Set the entries down again exactly; none may be skipped.

*** Opening MATERIALS PROVIDED ***

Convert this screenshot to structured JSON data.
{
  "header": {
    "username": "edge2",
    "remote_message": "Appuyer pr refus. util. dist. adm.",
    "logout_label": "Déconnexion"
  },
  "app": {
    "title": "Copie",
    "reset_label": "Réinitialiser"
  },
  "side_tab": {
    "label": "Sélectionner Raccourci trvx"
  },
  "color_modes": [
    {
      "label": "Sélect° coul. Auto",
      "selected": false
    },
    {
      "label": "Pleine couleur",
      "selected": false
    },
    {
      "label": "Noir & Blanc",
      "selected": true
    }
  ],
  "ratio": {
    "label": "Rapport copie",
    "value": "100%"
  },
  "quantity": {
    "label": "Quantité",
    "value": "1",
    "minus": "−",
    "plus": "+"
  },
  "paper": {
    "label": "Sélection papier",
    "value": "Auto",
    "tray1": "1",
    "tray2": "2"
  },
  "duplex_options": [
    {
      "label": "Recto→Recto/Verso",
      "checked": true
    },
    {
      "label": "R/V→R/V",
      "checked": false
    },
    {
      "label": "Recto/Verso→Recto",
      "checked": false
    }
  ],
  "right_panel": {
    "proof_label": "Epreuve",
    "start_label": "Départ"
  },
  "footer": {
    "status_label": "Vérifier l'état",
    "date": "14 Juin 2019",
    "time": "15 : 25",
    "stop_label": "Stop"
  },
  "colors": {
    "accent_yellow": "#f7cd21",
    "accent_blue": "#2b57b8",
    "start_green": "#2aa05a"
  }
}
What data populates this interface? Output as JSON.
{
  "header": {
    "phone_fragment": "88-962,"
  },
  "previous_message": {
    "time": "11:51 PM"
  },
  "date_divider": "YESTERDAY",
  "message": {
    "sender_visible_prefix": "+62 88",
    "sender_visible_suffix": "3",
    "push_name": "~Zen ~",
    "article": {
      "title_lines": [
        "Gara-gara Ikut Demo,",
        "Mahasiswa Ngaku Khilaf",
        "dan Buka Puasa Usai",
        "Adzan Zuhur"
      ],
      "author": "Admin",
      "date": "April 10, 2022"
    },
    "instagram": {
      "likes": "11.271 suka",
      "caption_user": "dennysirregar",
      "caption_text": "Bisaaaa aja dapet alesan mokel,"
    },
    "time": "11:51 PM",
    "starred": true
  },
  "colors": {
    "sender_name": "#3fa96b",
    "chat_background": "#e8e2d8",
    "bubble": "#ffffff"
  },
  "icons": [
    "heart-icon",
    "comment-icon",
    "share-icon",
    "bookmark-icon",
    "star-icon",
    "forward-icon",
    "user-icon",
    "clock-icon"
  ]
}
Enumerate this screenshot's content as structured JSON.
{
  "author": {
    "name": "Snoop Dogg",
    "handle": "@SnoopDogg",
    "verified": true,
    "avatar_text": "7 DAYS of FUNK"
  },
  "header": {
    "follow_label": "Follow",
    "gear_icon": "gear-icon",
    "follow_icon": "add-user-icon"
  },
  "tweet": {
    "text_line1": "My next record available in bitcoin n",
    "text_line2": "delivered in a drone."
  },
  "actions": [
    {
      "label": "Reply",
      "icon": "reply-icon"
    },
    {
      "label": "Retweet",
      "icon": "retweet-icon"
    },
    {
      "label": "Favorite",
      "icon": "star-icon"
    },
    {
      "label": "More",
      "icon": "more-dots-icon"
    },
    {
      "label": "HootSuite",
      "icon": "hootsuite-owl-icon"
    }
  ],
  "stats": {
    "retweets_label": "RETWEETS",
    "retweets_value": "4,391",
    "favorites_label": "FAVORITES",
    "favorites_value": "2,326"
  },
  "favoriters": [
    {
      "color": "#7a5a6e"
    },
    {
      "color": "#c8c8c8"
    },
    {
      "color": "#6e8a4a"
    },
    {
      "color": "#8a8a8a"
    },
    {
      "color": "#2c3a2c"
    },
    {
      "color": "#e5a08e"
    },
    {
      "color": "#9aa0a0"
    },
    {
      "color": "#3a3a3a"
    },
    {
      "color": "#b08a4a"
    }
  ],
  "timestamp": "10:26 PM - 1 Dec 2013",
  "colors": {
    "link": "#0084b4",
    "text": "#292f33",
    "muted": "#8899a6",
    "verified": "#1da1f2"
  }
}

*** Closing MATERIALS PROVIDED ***

COMPLETED EXERCISE
Convert this screenshot to structured JSON data.
{
  "header": {
    "username": "edge2",
    "remote_message": "Appuyer pr refus. util. dist. adm.",
    "logout_label": "Déconnexion"
  },
  "app": {
    "title": "Copie",
    "reset_label": "Réinitialiser"
  },
  "side_tab": {
    "label": "Sélectionner Raccourci trvx"
  },
  "color_modes": [
    {
      "label": "Sélect° coul. Auto",
      "selected": false
    },
    {
      "label": "Pleine couleur",
      "selected": false
    },
    {
      "label": "Noir & Blanc",
      "selected": true
    }
  ],
  "ratio": {
    "label": "Rapport copie",
    "value": "100%"
  },
  "quantity": {
    "label": "Quantité",
    "value": "1",
    "minus": "−",
    "plus": "+"
  },
  "paper": {
    "label": "Sélection papier",
    "value": "Auto",
    "tray1": "1",
    "tray2": "2"
  },
  "duplex_options": [
    {
      "label": "Recto→Recto/Verso",
      "checked": true
    },
    {
      "label": "R/V→R/V",
      "checked": false
    },
    {
      "label": "Recto/Verso→Recto",
      "checked": false
    }
  ],
  "right_panel": {
    "proof_label": "Epreuve",
    "start_label": "Départ"
  },
  "footer": {
    "status_label": "Vérifier l'état",
    "date": "14 Juin 2019",
    "time": "15 : 25",
    "stop_label": "Stop"
  },
  "colors": {
    "accent_yellow": "#f7cd21",
    "accent_blue": "#2b57b8",
    "start_green": "#2aa05a"
  }
}
What data populates this interface? Output as JSON.
{
  "header": {
    "phone_fragment": "88-962,"
  },
  "previous_message": {
    "time": "11:51 PM"
  },
  "date_divider": "YESTERDAY",
  "message": {
    "sender_visible_prefix": "+62 88",
    "sender_visible_suffix": "3",
    "push_name": "~Zen ~",
    "article": {
      "title_lines": [
        "Gara-gara Ikut Demo,",
        "Mahasiswa Ngaku Khilaf",
        "dan Buka Puasa Usai",
        "Adzan Zuhur"
      ],
      "author": "Admin",
      "date": "April 10, 2022"
    },
    "instagram": {
      "likes": "11.271 suka",
      "caption_user": "dennysirregar",
      "caption_text": "Bisaaaa aja dapet alesan mokel,"
    },
    "time": "11:51 PM",
    "starred": true
  },
  "colors": {
    "sender_name": "#3fa96b",
    "chat_background": "#e8e2d8",
    "bubble": "#ffffff"
  },
  "icons": [
    "heart-icon",
    "comment-icon",
    "share-icon",
    "bookmark-icon",
    "star-icon",
    "forward-icon",
    "user-icon",
    "clock-icon"
  ]
}
Enumerate this screenshot's content as structured JSON.
{
  "author": {
    "name": "Snoop Dogg",
    "handle": "@SnoopDogg",
    "verified": true,
    "avatar_text": "7 DAYS of FUNK"
  },
  "header": {
    "follow_label": "Follow",
    "gear_icon": "gear-icon",
    "follow_icon": "add-user-icon"
  },
  "tweet": {
    "text_line1": "My next record available in bitcoin n",
    "text_line2": "delivered in a drone."
  },
  "actions": [
    {
      "label": "Reply",
      "icon": "reply-icon"
    },
    {
      "label": "Retweet",
      "icon": "retweet-icon"
    },
    {
      "label": "Favorite",
      "icon": "star-icon"
    },
    {
      "label": "More",
      "icon": "more-dots-icon"
    },
    {
      "label": "HootSuite",
      "icon": "hootsuite-owl-icon"
    }
  ],
  "stats": {
    "retweets_label": "RETWEETS",
    "retweets_value": "4,391",
    "favorites_label": "FAVORITES",
    "favorites_value": "2,326"
  },
  "favoriters": [
    {
      "color": "#7a5a6e"
    },
    {
      "color": "#c8c8c8"
    },
    {
      "color": "#6e8a4a"
    },
    {
      "color": "#8a8a8a"
    },
    {
      "color": "#2c3a2c"
    },
    {
      "color": "#e5a08e"
    },
    {
      "color": "#9aa0a0"
    },
    {
      "color": "#3a3a3a"
    },
    {
      "color": "#b08a4a"
    }
  ],
  "timestamp": "10:26 PM - 1 Dec 2013",
  "colors": {
    "link": "#0084b4",
    "text": "#292f33",
    "muted": "#8899a6",
    "verified": "#1da1f2"
  }
}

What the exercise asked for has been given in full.